[To do] Say how many of the lines below hold "title", writing the number and nothing more.

--- Entries shown Enclosed Below ---

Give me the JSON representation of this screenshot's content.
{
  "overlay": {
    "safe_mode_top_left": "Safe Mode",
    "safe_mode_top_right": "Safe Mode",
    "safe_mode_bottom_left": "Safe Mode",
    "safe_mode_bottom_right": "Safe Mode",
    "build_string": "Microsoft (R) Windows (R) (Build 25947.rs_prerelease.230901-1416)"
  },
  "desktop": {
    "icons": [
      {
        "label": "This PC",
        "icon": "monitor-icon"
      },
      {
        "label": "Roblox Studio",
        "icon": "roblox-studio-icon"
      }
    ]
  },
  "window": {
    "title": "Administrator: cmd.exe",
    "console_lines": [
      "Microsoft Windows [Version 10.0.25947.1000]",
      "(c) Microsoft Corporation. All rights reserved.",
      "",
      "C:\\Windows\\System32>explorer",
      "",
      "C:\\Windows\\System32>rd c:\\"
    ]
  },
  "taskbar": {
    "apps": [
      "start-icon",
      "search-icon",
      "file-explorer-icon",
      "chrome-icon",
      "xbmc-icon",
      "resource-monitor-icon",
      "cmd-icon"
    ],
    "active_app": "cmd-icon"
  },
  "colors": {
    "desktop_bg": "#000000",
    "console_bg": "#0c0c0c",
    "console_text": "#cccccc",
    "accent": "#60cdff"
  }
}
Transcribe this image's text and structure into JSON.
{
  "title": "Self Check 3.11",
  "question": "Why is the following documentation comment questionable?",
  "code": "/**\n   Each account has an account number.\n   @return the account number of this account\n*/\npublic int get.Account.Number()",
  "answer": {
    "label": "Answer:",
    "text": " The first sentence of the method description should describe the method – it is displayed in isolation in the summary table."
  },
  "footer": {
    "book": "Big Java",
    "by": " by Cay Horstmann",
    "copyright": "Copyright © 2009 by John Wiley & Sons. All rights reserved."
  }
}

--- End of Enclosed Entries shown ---

[Solved exercise] 2